Advances in sequencing could lead to new cancer therapies
As reported in 14 August issue of Nature, a large team of researchers led by the Wellcome Trust Sanger Institute has published a study into the mutational signatures found in human cancer. The team analysed nearly 5 million mutations from over 7,000 cancers and using an algorithm they developed, they extracted more than 20 distinct mutational signatures from catalogues of mutations. It was possible to associate some of the signatures with known causes such as tobacco smoking in lung cancers and UV light in skin cancers, but many were of unknown origin and this will be a focus of future work.
Determining how mutations evolve and in what combinations cause cancer to occur may lead to new therapies.

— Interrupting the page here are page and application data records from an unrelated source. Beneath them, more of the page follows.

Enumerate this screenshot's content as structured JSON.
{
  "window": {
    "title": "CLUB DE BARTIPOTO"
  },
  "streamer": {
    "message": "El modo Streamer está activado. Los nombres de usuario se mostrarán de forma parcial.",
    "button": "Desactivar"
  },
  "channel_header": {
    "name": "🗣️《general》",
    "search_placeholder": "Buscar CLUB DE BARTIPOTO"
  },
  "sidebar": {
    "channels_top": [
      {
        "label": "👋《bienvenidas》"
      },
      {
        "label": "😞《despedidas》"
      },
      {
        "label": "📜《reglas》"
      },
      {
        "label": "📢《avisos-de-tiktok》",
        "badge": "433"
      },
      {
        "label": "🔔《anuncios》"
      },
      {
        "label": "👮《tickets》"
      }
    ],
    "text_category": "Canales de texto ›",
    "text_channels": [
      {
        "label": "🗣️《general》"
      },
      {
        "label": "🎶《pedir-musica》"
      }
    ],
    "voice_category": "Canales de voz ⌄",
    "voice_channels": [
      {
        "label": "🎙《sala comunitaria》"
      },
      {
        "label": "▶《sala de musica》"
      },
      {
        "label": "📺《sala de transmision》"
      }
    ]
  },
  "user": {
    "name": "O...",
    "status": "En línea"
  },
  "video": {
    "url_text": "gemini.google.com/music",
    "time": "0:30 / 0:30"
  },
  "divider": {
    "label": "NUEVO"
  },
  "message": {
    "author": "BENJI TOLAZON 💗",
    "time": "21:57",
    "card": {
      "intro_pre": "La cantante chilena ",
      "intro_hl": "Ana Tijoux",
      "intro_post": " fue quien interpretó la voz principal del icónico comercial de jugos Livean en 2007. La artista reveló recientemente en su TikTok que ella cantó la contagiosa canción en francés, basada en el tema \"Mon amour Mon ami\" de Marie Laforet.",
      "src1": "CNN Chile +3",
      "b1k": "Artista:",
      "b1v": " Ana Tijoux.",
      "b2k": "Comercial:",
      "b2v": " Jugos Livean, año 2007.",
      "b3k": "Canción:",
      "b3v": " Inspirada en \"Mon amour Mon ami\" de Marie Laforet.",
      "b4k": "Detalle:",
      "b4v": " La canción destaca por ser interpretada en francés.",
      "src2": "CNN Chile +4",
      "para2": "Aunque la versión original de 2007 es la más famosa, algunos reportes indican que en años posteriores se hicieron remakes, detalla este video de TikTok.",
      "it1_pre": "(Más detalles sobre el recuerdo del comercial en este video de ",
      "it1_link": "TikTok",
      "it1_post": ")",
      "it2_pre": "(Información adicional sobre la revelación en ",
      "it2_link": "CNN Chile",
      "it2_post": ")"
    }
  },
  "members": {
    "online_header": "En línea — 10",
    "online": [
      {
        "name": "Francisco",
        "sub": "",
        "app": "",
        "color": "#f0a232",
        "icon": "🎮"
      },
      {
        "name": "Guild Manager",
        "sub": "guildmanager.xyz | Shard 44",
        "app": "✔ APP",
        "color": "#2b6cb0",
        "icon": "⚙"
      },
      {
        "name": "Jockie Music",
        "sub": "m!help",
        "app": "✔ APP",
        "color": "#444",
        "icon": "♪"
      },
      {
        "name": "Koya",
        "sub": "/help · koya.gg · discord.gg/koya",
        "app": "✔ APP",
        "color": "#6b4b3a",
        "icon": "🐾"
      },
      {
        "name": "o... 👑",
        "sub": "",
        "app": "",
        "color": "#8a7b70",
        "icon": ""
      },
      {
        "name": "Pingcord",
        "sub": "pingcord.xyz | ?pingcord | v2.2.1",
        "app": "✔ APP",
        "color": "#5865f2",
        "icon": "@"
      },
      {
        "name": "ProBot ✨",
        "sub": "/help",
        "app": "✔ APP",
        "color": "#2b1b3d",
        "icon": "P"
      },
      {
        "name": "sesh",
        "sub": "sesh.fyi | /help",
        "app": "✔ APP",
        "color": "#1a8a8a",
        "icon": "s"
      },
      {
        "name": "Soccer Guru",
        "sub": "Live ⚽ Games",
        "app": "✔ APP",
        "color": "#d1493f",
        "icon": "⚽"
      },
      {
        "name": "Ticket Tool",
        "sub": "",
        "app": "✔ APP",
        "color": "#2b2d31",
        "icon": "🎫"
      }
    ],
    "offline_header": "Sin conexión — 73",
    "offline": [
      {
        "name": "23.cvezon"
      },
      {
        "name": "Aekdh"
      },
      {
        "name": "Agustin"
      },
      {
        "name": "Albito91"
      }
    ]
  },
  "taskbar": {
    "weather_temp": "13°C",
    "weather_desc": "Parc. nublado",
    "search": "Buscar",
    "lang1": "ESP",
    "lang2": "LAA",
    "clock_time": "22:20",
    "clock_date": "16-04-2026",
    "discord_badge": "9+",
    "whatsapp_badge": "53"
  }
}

This is important news because, while it is not expected that new anti-cancer treatments will be developed directly from this research, determining how mutations evolve and in what combinations cause cancer to occur may lead to new therapies and approaches to the management of the disease. Furthermore, this significant step towards understanding the complex biological processes that lead to the development of cancers is only possible due to the recent advances in sequencing technology which enable a study on this scale to be undertaken.